Rose Villa’s origin story is a tale of two facilities. The retirement community was founded in 1960 by a splinter group from the board of Willamette View, a facility next door. Unlike Willamette View, which expanded upward into a high-rise, Rose Villa spread outward into a 22-acre campus of attached “cottages” with easy access to the outdoors. That layout puts the continuing-care retirement community in a “small minority” of such facilities and gives it a particular character.

“Not being in a big box makes a huge difference,” Byrd observes of the approximately 200-resident community. “It attracts different kinds of people” — independent, outdoorsy types — “and it influences how people who live here interact” — they’re neighborly but not nosy.

When Byrd arrived, the organization was in need of a shot in the arm. She was the first head of the retirement community not to be designated by his predecessor (gendered pronoun intended — she was also the first woman CEO). The board was disengaged, meeting only quarterly. 

“It was an old-fashioned, top-down, very patriarchal setup,” she says.

Byrd brought Rose Villa into the Information Age and sought to boost morale among staff by being omnipresent on campus. Byrd has also given Rose Villa’s residents’ council an unusually large role in decision making. 

In 2009 a lesbian couple living at Rose Villa told her that the marketing director of another retirement community had advised them to move in as sisters or roommates.

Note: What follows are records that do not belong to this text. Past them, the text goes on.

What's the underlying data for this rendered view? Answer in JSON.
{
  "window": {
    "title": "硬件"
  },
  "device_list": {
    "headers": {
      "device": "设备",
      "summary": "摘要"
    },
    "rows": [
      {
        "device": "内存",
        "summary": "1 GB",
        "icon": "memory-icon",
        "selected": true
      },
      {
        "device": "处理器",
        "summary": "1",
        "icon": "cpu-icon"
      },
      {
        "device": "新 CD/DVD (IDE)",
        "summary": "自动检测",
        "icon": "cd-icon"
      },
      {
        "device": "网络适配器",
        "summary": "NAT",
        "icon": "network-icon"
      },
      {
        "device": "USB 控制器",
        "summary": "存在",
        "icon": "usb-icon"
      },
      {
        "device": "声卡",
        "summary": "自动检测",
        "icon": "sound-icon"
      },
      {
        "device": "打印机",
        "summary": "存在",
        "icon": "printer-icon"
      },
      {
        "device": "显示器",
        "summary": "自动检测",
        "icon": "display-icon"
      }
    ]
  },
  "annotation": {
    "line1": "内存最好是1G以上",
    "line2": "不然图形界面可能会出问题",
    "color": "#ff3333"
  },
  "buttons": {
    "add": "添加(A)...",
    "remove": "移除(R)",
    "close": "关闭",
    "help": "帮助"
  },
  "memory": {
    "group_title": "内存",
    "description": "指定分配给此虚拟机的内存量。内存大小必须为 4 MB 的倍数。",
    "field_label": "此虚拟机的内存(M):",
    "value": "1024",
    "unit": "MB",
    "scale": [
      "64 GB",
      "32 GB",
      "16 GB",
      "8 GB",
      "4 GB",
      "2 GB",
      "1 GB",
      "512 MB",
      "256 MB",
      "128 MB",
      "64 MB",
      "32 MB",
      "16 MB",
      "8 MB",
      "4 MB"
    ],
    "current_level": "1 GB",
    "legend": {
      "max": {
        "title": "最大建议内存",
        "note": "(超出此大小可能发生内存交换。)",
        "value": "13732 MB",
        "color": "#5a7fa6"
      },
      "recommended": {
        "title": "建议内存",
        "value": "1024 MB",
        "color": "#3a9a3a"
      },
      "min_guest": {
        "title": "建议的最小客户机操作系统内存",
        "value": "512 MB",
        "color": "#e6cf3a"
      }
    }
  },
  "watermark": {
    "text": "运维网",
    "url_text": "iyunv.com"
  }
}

Byrd had her staff go through training in issues specific to gay seniors and made Rose Villa’s outreach to the LGBT community more vociferous. “We are loud and clear: The door is wide open.”

Having plucked the low-hanging fruit, Byrd is now working on an estimated $35 million redevelopment that will maximize green space while preserving residents’ privacy by replacing a swath of Rose Villa’s aging attached cottages with efficiently clustered “pocket neighborhoods.” It will also expand the “village center” with new amenities and apartments. As of December 2013, the planned new units, which will increase Rose Villa’s occupancy to about 300, were already three-fifths presold. (Byrd hopes the project will be just the first phase in a larger-scale redevelopment that may include new health centers, a child-daycare center and a hospice.) 

Such changes, Byrd points out, merely manifest Rose Villa’s autonomous, nature-loving spirit.  “I want the outside of Rose Villa to be as amazing as the inside,” she says.

Today’s baby boomers want to be active participants in their community, and continuing-care providers must adopt a more collaborative and respectful management style in order to adapt. Byrd’s understanding of aging and time spent in a community with a long established independent streak position her in the vanguard.

“It’s easier to manage residents, but I want to work with them,” Byrd says. “My ultimate objective is to destroy the stereotypes of aging and restore elders to a rightful place of strength and wisdom.”